Sunday, 17 January 2010

The Invention of the Jewish People by Shlomo Sand

The invention of the Jewish People by Shlomo Sand (Verso - 2009)

On May 14th 1948 the British Mandate of Palestine and the Jewish People's Council issued 'The Declarations of the Establishment of the State of Israel'. It reads as follows:

"The Land of Israel was the birthplace of the Jewish people. Here their spiritual, religious and political identity was shaped. Here they first attained to statehood, created cultural values of national and universal significance and gave to the world the Book of Books.

After being forcibly exiled from their land, the people kept their faith with it throughout their Dispersion and never ceased to pray and to hope for their return to it and for the restoration in it of their political freedom'.

This is a history I have never questioned, the people of Judea, later renamed Palestine by the Romans, were forced out of their lands, dispersed and lived in exile of thousands of years before their return and the founding of the state of Israel. Throughout the book Sand attempts to undermine some of the central tenets of Zionism and nationalistic right wing politicians in Israel. He attempts to show that the Jewish people aren't all the racially pure descendants of the Hebrews (the chosen people). That there was never a mass exodus of people during the Roman occupation of Judea, that although modern Judaism isn't quite the proselytizing religion now, the ranks of Jews throughout the middle east and the Mediterranean came (at least in part) through mass conversions and that the present day Palestinians (at least in part) do also descend from the ancient Hebrews who after the Arab invasion converted to Islam to reap the tax benefits.

I am no historian therefore I can't tell you about the veracity of the events as he states and whilst the arguments he makes are interesting there is quite a lot of dramatism and hyperbole in the way he makes them. What is more interesting than the book is perhaps the reception it received. Topping the best-selling lists in Israel when it was first published in Hebrew, it has won prizes in its French translation and it has brought itself a considerable reaction in the English translation. Many academics have questioned the author's credentials to write such a book (a history professor but not of Jewish history) and bloggers have been fiercely divided (the book is either essential reading or the work of a Stalinist anti-semite.

Sand's purpose seems to be twofold, to dispel the idea that Judaism is something more than a religion and to undermine the idea of their divine right to the land of Israel. His sights are firmly set on the Zionism and the right wing politicians of modern Israel. It feels as if he sets up a belief system that perhaps few genuinely follow and creates targets for himself that are easy to knock down. I was uneasy about carrying this book with me daily and the reaction of some being to call Sand an anti-semite make me think I do have reason to have felt that way.

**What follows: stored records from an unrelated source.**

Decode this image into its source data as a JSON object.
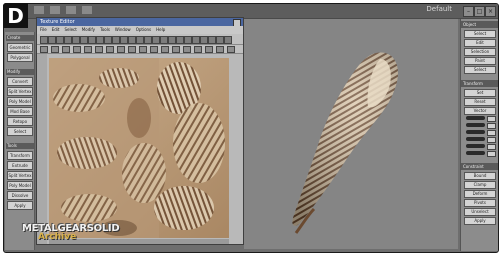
{
  "badge": {
    "letter": "D"
  },
  "app": {
    "title": "Default"
  },
  "texture_window": {
    "title": "Texture Editor",
    "menu": [
      "File",
      "Edit",
      "Select",
      "Modify",
      "Tools",
      "Window",
      "Options",
      "Help"
    ]
  },
  "left_panel": {
    "sections": [
      {
        "heading": "Create",
        "buttons": [
          "Geometric",
          "Polygonal"
        ]
      },
      {
        "heading": "Modify",
        "buttons": [
          "Convert",
          "Split Vertex",
          "Poly Model",
          "Mod Base",
          "Retopo",
          "Select"
        ]
      },
      {
        "heading": "Tools",
        "buttons": [
          "Transform",
          "Extrude",
          "Split Vertex",
          "Poly Model",
          "Dissolve",
          "Apply"
        ]
      }
    ]
  },
  "right_panel": {
    "sections": [
      {
        "heading": "Object",
        "buttons": [
          "Select",
          "Edit",
          "Selection",
          "Paint",
          "Select"
        ]
      },
      {
        "heading": "Transform",
        "buttons": [
          "Set",
          "Reset",
          "Vector"
        ]
      },
      {
        "heading": "Constraint",
        "buttons": [
          "Bound",
          "Clamp",
          "Deform",
          "Pivots",
          "Unselect",
          "Apply"
        ]
      }
    ]
  },
  "watermark": {
    "line1": "METALGEARSOLID",
    "line2": "Archive"
  },
  "colors": {
    "viewport_bg": "#858585",
    "title_blue": "#4a66a0",
    "shell_light": "#d8c3a4",
    "shell_dark": "#6b4a30"
  }
}
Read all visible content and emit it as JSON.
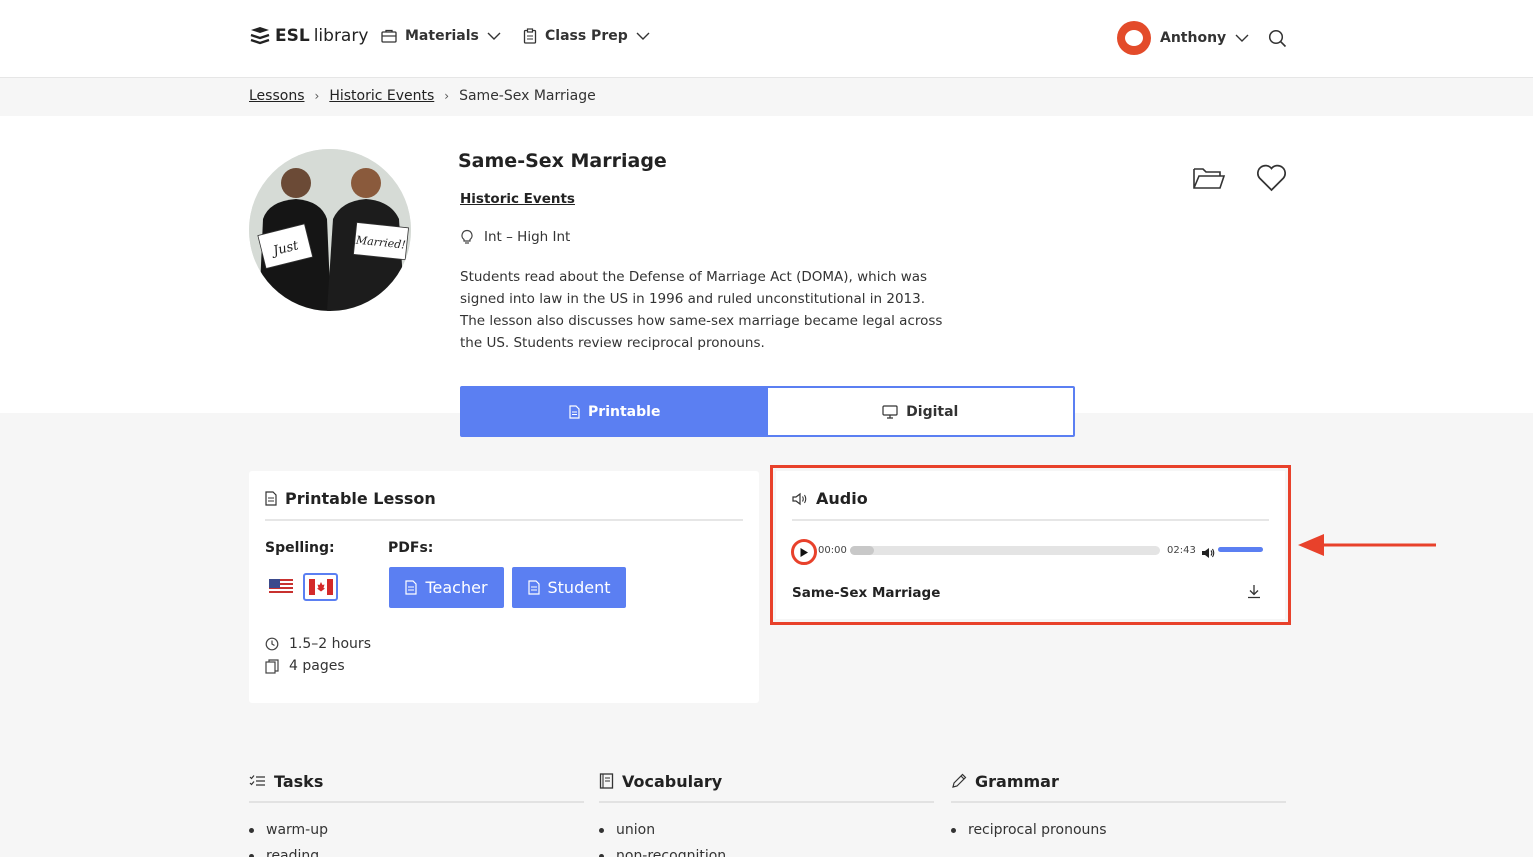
{
  "header": {
    "logo_brand": "ESL",
    "logo_suffix": "library",
    "nav": [
      {
        "label": "Materials",
        "icon": "briefcase-icon"
      },
      {
        "label": "Class Prep",
        "icon": "clipboard-icon"
      }
    ],
    "user_name": "Anthony"
  },
  "breadcrumb": [
    "Lessons",
    "Historic Events",
    "Same-Sex Marriage"
  ],
  "lesson": {
    "title": "Same-Sex Marriage",
    "category": "Historic Events",
    "level": "Int – High Int",
    "description": "Students read about the Defense of Marriage Act (DOMA), which was signed into law in the US in 1996 and ruled unconstitutional in 2013. The lesson also discusses how same-sex marriage became legal across the US. Students review reciprocal pronouns.",
    "image_sign_left": "Just",
    "image_sign_right": "Married!"
  },
  "toggle": {
    "printable": "Printable",
    "digital": "Digital",
    "active": "Printable"
  },
  "printable_card": {
    "title": "Printable Lesson",
    "spelling_label": "Spelling:",
    "pdfs_label": "PDFs:",
    "teacher_button": "Teacher",
    "student_button": "Student",
    "duration": "1.5–2 hours",
    "pages": "4 pages"
  },
  "audio_card": {
    "title": "Audio",
    "current_time": "00:00",
    "total_time": "02:43",
    "progress": 0.0,
    "volume": 1.0,
    "track_title": "Same-Sex Marriage"
  },
  "columns": [
    {
      "title": "Tasks",
      "icon": "checklist-icon",
      "items": [
        "warm-up",
        "reading"
      ]
    },
    {
      "title": "Vocabulary",
      "icon": "book-icon",
      "items": [
        "union",
        "non-recognition"
      ]
    },
    {
      "title": "Grammar",
      "icon": "pencil-icon",
      "items": [
        "reciprocal pronouns"
      ]
    }
  ],
  "colors": {
    "accent": "#5b7ff2",
    "highlight": "#e8412b"
  }
}
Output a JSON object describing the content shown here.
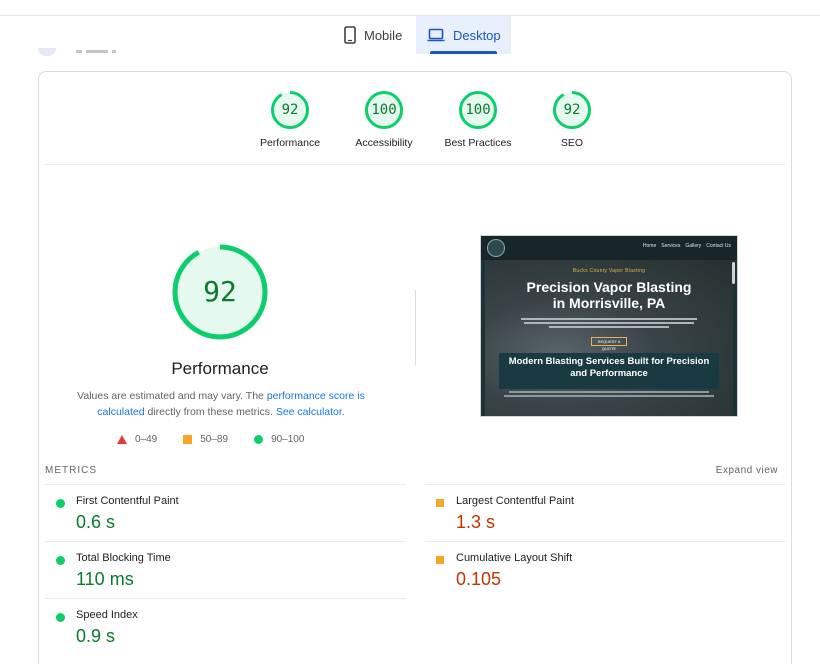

I feel that Sand's intentions have been honourable but his execution perhaps flawed. Interesting nonetheless.



Kevin Brook said...

Sand is right that there were mass conversions to Judaism in history and that they had an impact on the makeup of Jewish populations worldwide. But his book pretends that modern Jews have no connection to ancient Israel, and that is decidedly false.

He picks and chooses evidence to suit his own needs, which is not the way of a proper historian. An example is the way he talks about DNA studies. He tries to get the reader to believe the geneticists are working for Zionist politicians and manipulating data on Jewish groups, yet he accepts wholeheartedly the DNA evidence that connects half of Palestinian Arabs to the land of Israel.

The fact is the reason Palestinian Arabs, Ashkenazic Jews, Sephardic Jews, Mizrahi Jews, Samaritans, Egyptian Karaites, and Crimean Karaites are all closely related to each other is because they all descend from the same root: the Israelite people. The DNA evidence alone is enough to discredit Sand's book.

You will find an accurate assessment of Jewish history and origins in my book "The Jews of Khazaria, Second Edition". So if you want to get the other side of the argument, check it out, especially chapter 10 and appendix D. The first edition of my book doesn't contain the genetic data (which came later) and some of its statements turned out to be incorrect and were modified or removed in the second edition. Unlike Sand I have no political agenda and therefore I'm always open to new evidence. That's why the first and second editions of my book are different.